The thieves in his group had gone to Italy together and saw how people lived there: “Some of us went insane and tried to have everything at once.” The greedy ones wound up with long prison terms or worse, he said. Others spent two or three years in Italian jails. He said that the gang began stealing during the era of Western sanctions; some of its members had connections to the Serbian security services, which provided protection.
In the early days, Novak says, the group got tips from a male model, who had grown up in the Balkans and was living in Antwerp. Later, they developed their own intelligence network: “We have our bird-watchers,” he says. “We have guys whose job it is to travel around and collect tips.” The gang has included a computer whiz who sifts through registries for planes and boats, looking for likely targets. (Russian expats living in Western Europe are particularly attractive; they’re probably in trouble at home, he says, and will be reluctant to go to the police.) A technician, Samuels learns, has worked for the team, creating “devices for bypassing alarm systems”; the man’s father, Novak boasts, “is one of the most famous engineers in Serbia!” After they’re stolen, the diamonds are taken elsewhere in Europe on speedboats: “You can charter one for two Rolex,” he says. Eventually, the stolen diamonds reënter the regular diamond market as though they were new.
We don’t know, of course, who stole the diamonds at the airport, or where those diamonds are going. But we can guess about what the thieves were like—“desperate and inventive men,” Samuels calls them, who are thirsty for an anonymous prosperity. At the end of their meeting, when Novak says goodbye, he invites Samuels to visit again. “He would show me some ‘white glass,’ ” Samuels writes, “and perhaps a Cézanne.”
Subscribers can read the “The Pink Panthers” online, in The New Yorker’s archive.
Illustration by R. Kikuo Johnson.

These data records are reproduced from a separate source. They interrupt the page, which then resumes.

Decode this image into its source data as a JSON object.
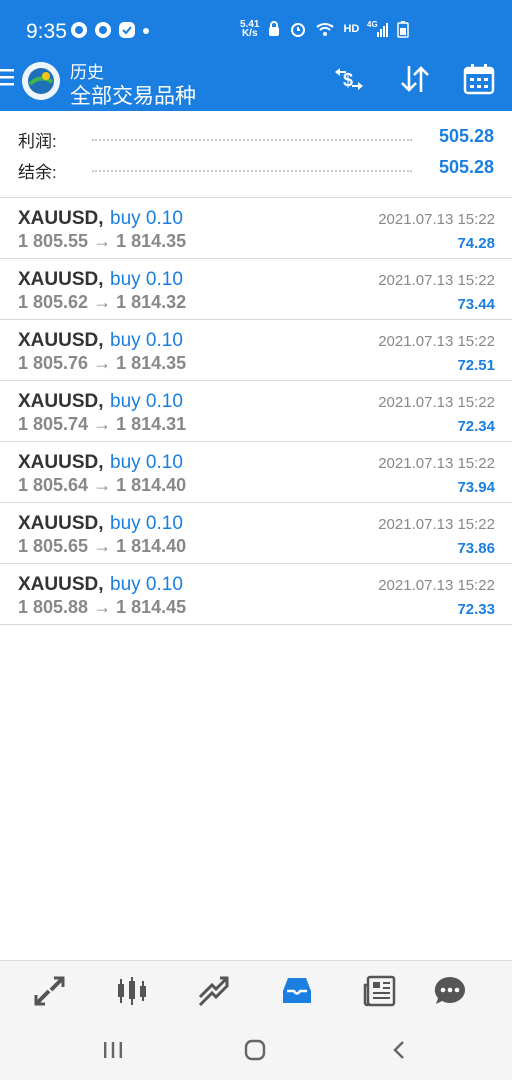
{
  "status_bar": {
    "time": "9:35",
    "speed_top": "5.41",
    "speed_bottom": "K/s",
    "hd": "HD",
    "network": "4G"
  },
  "header": {
    "section": "历史",
    "subtitle": "全部交易品种"
  },
  "summary": {
    "profit_label": "利润:",
    "profit_value": "505.28",
    "balance_label": "结余:",
    "balance_value": "505.28"
  },
  "deals": [
    {
      "symbol": "XAUUSD,",
      "type": "buy 0.10",
      "prices": "1 805.55 → 1 814.35",
      "time": "2021.07.13 15:22",
      "profit": "74.28"
    },
    {
      "symbol": "XAUUSD,",
      "type": "buy 0.10",
      "prices": "1 805.62 → 1 814.32",
      "time": "2021.07.13 15:22",
      "profit": "73.44"
    },
    {
      "symbol": "XAUUSD,",
      "type": "buy 0.10",
      "prices": "1 805.76 → 1 814.35",
      "time": "2021.07.13 15:22",
      "profit": "72.51"
    },
    {
      "symbol": "XAUUSD,",
      "type": "buy 0.10",
      "prices": "1 805.74 → 1 814.31",
      "time": "2021.07.13 15:22",
      "profit": "72.34"
    },
    {
      "symbol": "XAUUSD,",
      "type": "buy 0.10",
      "prices": "1 805.64 → 1 814.40",
      "time": "2021.07.13 15:22",
      "profit": "73.94"
    },
    {
      "symbol": "XAUUSD,",
      "type": "buy 0.10",
      "prices": "1 805.65 → 1 814.40",
      "time": "2021.07.13 15:22",
      "profit": "73.86"
    },
    {
      "symbol": "XAUUSD,",
      "type": "buy 0.10",
      "prices": "1 805.88 → 1 814.45",
      "time": "2021.07.13 15:22",
      "profit": "72.33"
    }
  ],
  "colors": {
    "brand": "#1a7fe0",
    "profit": "#1a7fe0",
    "muted": "#888888"
  },
  "bottom_nav": [
    "quotes-icon",
    "chart-icon",
    "trade-icon",
    "history-icon",
    "news-icon",
    "chat-icon"
  ],
  "active_tab": "history-icon"
}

Diamond Heist, The Sequel: After Brussels Airport, Paris Department Store Hit




FRANCE 24, LE PARISIEN (France)
Worldcrunch
PARIS - A day after armed men pulled off a spectacular 50 million euro diamond heist at Brussels Airport, two men made off with 3 million euros worth of diamonds after holding up a popular department store in central Paris on Tuesday night.
The heist happened in broad daylight – an hour before closing – at the Printemps department store. The unsuspecting crowd of customers remained oblivious to the entire incident, said France 24.
The Printemps is one of Paris’ oldest and most popular stores, in the center of the city’s busy Opera shopping and business district .
The two men, who wore bulletproof jackets but no balaclavas, carried out their hold-up very discretely, without firing their handguns, said France 24.
They asked a salesperson from the De Beers counter to open two jewelry cases, emptied the contents into their bags, and exited through a service staircase in the back of the department store, reports le Parisien. French police believes this could be an inside job. The men’s faces were uncovered even though the store has an extensive video-surveillance system.
The Printemps Department store in Paris, Wikipedia 
De Beers, a Dutch company, is one of the world’s leading diamond firms. A spokesperson confirmed clients and personnel were safe and that they were cooperating with the police.

No comments: